Assignment:
A complete answer lists every line of the material where the string "xpanon" occurs.
※ ※ ※
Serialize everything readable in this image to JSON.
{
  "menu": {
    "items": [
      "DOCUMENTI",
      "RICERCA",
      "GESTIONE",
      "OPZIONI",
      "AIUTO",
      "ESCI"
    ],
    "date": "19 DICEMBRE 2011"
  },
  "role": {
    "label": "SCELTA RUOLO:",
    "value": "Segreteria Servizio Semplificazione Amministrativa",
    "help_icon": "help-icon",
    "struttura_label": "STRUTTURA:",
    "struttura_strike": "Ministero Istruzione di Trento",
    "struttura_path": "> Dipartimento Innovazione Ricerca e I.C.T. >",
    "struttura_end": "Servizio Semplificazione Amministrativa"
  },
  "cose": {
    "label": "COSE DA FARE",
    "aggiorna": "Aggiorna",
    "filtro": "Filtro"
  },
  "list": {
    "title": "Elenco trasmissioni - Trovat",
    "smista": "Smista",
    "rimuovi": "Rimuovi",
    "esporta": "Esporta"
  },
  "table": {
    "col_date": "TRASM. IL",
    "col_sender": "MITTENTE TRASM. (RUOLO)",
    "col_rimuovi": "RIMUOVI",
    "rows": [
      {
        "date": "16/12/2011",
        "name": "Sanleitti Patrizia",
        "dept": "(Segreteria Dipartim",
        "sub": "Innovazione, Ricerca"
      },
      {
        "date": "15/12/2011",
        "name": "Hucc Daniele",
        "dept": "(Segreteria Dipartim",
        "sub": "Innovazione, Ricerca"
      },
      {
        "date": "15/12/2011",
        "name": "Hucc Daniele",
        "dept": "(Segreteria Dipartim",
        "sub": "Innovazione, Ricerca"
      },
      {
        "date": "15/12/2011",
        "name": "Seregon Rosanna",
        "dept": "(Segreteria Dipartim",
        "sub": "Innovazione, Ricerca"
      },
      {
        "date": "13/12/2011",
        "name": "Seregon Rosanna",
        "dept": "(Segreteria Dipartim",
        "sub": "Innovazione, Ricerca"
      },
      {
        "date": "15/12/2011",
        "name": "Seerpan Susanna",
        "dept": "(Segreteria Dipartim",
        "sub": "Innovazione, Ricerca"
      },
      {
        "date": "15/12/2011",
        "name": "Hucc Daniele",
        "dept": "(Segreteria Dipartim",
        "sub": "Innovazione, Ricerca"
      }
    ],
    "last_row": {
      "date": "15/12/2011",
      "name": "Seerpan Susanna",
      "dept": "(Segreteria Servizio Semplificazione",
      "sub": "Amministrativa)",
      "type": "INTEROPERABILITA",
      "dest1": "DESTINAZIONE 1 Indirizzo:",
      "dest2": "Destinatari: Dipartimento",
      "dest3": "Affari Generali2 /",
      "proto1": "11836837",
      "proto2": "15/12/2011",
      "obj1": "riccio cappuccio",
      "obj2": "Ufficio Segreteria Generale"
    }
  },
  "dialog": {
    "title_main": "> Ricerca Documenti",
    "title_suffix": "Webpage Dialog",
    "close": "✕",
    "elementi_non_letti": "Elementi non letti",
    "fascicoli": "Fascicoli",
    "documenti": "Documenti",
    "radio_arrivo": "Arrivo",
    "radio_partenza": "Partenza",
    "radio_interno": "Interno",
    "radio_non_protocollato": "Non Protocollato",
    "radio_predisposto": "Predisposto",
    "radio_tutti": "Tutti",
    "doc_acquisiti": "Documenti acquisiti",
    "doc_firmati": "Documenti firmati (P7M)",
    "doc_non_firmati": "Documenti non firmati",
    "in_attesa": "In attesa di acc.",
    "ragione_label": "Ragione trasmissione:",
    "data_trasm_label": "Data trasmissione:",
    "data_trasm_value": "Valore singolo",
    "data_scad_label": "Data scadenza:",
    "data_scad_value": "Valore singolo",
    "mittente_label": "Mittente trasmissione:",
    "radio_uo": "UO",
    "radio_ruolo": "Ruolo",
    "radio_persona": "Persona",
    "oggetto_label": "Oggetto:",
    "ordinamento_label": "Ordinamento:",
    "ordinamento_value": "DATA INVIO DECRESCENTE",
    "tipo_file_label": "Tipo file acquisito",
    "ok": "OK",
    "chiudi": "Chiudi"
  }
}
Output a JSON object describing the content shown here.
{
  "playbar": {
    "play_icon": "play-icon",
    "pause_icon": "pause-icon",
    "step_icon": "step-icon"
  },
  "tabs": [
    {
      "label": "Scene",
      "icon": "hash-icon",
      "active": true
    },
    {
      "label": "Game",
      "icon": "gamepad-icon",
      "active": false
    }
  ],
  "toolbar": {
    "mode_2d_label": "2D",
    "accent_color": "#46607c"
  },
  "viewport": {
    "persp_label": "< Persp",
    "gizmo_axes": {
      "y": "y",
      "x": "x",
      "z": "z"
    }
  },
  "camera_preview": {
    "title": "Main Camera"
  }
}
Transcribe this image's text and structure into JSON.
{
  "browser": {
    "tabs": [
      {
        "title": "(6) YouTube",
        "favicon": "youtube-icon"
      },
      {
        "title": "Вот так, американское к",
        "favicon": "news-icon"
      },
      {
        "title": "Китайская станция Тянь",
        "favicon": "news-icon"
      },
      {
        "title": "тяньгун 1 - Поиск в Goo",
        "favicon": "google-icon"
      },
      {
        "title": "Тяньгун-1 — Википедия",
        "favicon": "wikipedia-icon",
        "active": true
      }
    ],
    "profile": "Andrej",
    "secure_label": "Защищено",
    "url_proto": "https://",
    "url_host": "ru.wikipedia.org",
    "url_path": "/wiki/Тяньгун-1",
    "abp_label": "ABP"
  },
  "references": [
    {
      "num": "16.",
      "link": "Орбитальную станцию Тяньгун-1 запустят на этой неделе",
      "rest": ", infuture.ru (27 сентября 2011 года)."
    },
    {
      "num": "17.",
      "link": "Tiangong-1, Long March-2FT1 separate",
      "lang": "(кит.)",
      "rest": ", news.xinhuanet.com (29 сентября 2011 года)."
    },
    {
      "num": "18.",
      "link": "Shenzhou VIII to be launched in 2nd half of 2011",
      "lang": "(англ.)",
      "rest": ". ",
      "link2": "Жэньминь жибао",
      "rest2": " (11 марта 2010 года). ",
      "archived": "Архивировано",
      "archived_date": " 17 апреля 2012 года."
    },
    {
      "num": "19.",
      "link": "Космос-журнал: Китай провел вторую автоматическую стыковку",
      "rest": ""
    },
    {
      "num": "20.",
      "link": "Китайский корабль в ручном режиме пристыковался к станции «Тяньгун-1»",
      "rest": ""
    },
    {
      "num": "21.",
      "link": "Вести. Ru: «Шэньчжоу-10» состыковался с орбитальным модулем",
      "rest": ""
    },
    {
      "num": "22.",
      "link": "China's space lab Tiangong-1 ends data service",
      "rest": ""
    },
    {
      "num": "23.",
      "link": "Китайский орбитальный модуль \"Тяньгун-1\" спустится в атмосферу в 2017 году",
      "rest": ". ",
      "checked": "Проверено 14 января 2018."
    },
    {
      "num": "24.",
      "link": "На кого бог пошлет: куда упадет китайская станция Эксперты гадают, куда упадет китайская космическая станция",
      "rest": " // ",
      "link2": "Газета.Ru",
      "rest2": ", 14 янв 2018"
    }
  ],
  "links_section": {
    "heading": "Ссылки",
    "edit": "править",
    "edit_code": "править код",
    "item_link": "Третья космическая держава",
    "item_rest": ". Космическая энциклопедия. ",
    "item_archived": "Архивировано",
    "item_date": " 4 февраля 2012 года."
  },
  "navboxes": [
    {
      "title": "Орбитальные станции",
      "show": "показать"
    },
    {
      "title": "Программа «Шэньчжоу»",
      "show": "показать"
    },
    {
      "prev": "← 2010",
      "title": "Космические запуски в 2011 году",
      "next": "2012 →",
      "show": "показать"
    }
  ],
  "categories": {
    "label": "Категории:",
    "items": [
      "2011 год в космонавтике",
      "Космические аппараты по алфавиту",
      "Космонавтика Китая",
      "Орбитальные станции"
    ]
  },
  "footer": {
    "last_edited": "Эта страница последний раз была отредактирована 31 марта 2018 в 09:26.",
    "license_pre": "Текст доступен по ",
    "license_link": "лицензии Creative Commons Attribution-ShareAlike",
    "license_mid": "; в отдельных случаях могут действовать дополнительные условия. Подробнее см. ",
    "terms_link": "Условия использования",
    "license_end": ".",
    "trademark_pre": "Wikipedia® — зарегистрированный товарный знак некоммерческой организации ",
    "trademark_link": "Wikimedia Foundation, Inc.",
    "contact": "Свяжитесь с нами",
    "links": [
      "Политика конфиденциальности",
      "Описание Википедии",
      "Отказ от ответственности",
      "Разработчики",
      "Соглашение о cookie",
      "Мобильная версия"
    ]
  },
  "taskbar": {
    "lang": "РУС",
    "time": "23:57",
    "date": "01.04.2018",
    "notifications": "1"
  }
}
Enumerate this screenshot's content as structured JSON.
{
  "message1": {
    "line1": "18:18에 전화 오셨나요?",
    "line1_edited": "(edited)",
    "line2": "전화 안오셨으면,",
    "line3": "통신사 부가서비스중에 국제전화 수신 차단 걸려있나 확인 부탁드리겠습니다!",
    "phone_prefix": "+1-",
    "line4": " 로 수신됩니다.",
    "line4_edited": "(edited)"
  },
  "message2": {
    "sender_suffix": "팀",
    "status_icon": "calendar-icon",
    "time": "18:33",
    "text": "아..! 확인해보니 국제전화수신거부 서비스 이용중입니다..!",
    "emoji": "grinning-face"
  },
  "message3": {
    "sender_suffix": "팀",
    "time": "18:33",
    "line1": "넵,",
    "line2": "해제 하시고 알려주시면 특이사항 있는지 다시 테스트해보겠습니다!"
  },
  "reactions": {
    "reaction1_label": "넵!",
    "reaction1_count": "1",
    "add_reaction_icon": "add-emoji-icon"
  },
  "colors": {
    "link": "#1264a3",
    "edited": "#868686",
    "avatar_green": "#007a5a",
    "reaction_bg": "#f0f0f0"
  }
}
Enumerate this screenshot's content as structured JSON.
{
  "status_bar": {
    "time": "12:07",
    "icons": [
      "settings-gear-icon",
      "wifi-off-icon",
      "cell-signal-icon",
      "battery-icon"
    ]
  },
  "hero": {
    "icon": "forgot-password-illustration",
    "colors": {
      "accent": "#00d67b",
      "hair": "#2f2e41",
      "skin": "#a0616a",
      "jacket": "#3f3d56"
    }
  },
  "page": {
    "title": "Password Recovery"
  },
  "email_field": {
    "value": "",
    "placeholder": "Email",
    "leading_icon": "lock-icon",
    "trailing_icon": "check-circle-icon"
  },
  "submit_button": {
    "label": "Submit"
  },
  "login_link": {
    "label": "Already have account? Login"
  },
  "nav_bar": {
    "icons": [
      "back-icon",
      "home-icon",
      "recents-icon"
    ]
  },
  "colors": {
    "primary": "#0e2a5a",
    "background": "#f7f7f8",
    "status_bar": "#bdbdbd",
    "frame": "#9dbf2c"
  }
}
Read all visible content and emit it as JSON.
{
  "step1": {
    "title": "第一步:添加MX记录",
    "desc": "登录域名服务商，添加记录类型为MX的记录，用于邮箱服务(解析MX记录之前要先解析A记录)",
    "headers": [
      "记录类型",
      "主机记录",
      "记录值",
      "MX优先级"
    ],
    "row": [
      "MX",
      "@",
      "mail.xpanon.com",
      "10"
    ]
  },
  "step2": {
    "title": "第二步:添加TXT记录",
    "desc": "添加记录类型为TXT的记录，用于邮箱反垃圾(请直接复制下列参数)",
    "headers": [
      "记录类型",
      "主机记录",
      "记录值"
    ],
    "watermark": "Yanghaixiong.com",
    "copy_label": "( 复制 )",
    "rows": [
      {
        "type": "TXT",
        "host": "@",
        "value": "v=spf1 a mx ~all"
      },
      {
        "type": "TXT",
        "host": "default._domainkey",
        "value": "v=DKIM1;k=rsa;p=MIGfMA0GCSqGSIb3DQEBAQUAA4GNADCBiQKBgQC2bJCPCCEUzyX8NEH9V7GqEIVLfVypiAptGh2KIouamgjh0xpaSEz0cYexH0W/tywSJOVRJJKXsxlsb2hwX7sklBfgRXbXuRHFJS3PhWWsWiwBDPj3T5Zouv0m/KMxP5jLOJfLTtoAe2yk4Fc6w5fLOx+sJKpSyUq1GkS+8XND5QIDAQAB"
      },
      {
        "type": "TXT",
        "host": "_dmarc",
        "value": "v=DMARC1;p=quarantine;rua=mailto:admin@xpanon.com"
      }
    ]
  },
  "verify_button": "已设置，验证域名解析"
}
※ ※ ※
Expected answer:
      "mail.xpanon.com",
        "value": "v=DMARC1;p=quarantine;rua=mailto:admin@xpanon.com"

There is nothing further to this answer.